Frazzled and sweating, I quickly dragged David into therapy and made my apologies. Although always in a hurry, I am rarely late for therapy so I explained what had happened. One of the therapists smiled and said, "Isn't that sweet? He likes it because it smells like you." I was annoyed. I was irritated. I was exasperated and for that moment I didn't want to consider the possibility that David's motivation was anything other than making my day more difficult. I walked back to my car, slid into the driver's seat and sighed as I flipped the glove compartment closed. I smiled and made a mental note to buy a new pressed powder.

Sunday, April 4, 2010

Lady Liberty

Early on, we knew that David had a serious delay in the development of his speech, but I did not realize the importance of non-verbal communication until I was preparing for his appointment at the Center for Autism Spectrum Disorders. In order even to "qualify" for an appointment, I had to answer a battery of questions--first over the phone and then followed by several different written questionnaires. I was told at the time of that very first phone call that David had flunked the preliminary evaluation mainly because he never pointed to anything. He never waved hello or goodbye. He didn't high five anyone. So, David wasn't just delayed in speech, but in non-verbal communication as well.

As a mother, I had never given much thought to the fact that David didn't really wave to anyone, but now I became obsessed. It really is a wonder that I did not run over the neighbor children as I pulled out of the driveway, waving like a mad woman. I might be hopeful for a moment as I watched David, but would get tears in my eyes as I quickly realized that he wasn't waving back to me, just flapping his hands in excitement as he watched the garage door close. Now, I could compare waving to algebra--a skill that you really could survive adulthood without developing and pointing isn't polite anyway, but we worked very hard at helping David to develop these skills.

Fast forward two years after his diagnosis. David and I are in the car with Andrew, my older son. We are in a hurry, as usual, and I am thinking about the day's schedule as I drive. Andrew calls to me, "Mom look." I glance over to see a woman in a shabby statue of liberty costume, standing on the street corner with a sign for Liberty Tax Service and waving to passing traffic. David is in the back seat, smiling and waving furiously back at her.
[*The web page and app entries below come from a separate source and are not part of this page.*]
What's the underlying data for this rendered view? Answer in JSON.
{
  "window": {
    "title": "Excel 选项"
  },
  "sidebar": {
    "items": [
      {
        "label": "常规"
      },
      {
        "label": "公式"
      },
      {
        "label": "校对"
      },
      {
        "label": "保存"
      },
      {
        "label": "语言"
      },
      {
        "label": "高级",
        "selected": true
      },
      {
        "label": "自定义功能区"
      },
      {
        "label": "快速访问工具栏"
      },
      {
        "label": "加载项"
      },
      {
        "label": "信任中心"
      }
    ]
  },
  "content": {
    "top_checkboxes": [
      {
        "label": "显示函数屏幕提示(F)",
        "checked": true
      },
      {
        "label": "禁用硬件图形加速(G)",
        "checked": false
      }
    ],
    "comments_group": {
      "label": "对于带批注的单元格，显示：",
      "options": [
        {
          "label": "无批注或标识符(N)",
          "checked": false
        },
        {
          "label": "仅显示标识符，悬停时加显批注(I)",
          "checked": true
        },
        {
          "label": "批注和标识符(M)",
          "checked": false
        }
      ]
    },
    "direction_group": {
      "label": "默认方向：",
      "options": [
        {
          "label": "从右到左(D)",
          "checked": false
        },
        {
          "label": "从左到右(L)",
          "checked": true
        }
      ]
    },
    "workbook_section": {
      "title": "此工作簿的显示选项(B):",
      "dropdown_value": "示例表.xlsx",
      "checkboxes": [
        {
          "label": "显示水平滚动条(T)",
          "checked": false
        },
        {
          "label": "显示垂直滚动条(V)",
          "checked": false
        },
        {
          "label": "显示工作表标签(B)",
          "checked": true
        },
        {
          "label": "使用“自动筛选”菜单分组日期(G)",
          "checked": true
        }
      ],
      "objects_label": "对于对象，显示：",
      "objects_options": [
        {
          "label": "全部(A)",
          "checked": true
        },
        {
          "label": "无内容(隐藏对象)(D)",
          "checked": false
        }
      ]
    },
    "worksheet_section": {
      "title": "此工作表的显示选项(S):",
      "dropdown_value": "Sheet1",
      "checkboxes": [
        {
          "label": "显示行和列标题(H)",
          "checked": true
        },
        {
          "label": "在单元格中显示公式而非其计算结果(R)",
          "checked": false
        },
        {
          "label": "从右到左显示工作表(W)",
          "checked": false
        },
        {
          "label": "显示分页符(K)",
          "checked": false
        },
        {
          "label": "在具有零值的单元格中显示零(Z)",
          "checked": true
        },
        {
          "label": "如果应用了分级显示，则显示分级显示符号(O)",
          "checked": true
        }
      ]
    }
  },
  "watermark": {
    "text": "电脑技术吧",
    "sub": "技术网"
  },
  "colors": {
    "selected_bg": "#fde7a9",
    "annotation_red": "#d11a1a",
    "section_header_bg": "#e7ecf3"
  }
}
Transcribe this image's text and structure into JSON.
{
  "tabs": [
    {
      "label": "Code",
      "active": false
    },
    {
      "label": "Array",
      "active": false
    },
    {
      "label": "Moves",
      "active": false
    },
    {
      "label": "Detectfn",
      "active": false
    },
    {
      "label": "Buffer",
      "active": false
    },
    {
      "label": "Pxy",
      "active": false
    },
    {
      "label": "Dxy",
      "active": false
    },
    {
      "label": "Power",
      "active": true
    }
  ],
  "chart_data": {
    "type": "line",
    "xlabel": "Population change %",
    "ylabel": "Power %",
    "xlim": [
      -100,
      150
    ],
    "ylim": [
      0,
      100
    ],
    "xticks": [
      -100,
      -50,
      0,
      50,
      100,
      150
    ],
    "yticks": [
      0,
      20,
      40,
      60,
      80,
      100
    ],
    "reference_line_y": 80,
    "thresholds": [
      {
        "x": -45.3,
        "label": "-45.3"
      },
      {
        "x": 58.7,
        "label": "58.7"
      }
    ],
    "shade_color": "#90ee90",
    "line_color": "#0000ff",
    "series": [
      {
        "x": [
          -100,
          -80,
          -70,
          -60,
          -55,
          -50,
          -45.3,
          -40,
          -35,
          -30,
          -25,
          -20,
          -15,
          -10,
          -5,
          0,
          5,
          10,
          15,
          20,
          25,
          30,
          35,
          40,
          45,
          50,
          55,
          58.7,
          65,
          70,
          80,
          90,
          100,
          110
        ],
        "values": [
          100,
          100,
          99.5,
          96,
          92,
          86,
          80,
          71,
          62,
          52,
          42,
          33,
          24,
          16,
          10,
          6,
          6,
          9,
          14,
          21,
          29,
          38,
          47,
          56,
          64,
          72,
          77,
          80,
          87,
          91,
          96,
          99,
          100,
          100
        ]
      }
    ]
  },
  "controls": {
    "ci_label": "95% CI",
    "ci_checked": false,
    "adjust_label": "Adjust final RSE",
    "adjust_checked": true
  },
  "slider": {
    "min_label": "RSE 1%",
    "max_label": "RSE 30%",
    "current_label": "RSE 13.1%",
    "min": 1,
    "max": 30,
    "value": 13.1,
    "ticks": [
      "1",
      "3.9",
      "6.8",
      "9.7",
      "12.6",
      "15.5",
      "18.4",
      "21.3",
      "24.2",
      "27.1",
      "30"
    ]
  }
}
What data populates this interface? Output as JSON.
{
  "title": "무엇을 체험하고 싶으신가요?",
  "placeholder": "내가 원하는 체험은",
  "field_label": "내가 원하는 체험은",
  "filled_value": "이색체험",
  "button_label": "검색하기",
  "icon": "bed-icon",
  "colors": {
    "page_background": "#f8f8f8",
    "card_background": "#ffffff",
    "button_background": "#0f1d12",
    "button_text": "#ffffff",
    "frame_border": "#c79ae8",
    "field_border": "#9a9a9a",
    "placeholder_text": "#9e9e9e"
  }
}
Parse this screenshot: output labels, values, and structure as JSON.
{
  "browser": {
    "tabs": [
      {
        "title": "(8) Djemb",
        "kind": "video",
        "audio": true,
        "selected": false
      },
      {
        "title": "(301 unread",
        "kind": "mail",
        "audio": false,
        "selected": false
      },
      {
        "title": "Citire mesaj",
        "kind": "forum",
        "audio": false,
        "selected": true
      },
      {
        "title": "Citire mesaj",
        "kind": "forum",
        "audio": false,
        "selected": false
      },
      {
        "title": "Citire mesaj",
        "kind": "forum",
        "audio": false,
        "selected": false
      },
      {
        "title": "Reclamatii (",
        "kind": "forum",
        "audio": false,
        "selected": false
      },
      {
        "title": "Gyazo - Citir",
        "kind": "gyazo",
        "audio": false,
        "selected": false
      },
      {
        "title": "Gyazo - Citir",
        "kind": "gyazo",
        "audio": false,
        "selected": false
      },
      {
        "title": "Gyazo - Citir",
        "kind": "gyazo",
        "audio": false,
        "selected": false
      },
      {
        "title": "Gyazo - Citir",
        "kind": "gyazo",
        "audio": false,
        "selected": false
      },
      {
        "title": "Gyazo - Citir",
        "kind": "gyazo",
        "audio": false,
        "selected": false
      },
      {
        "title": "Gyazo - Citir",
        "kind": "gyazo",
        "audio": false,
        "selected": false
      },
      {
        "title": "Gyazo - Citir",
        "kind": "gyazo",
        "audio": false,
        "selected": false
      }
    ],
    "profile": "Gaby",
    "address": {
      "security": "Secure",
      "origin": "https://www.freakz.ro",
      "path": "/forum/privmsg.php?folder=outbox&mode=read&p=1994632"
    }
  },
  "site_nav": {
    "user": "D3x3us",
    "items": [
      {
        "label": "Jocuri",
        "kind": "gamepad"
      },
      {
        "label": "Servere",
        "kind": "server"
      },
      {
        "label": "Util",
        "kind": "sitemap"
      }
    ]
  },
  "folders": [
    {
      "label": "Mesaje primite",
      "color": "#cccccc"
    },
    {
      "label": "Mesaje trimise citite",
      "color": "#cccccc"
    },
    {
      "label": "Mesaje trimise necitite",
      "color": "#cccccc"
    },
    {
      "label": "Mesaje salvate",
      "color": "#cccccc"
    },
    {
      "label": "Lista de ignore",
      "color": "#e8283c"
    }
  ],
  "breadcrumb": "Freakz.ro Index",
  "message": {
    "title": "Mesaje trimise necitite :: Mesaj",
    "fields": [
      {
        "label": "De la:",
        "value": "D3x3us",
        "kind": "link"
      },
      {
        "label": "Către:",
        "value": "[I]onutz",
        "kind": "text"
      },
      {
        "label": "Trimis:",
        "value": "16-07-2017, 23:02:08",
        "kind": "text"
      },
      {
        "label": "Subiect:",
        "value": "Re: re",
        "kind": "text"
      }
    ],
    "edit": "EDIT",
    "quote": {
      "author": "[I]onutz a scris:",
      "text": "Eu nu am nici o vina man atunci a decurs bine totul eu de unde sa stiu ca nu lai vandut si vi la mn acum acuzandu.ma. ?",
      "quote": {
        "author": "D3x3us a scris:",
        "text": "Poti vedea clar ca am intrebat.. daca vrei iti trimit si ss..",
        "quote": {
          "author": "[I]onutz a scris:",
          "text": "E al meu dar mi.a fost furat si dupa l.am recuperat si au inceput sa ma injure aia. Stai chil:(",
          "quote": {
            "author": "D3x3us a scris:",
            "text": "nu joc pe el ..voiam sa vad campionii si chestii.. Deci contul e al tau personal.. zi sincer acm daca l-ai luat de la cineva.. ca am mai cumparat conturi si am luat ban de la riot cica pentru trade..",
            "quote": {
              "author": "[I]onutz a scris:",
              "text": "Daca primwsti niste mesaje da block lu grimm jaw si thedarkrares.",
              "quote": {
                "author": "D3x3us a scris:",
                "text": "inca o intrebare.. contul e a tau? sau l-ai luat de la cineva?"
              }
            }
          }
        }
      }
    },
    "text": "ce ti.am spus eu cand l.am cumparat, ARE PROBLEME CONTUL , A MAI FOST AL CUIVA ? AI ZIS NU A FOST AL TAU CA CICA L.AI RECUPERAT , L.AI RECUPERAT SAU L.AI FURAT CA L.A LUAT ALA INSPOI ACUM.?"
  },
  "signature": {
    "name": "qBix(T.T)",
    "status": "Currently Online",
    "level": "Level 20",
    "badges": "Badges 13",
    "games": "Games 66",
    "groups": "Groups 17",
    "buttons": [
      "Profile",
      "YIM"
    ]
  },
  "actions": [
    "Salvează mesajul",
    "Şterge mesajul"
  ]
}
I chuckled as I thought of the thousands and thousands of dollars spent on therapy so David can wave to Lady Liberty. I only wish that she had known the significance of that one wave from one of the hundreds of passing cars.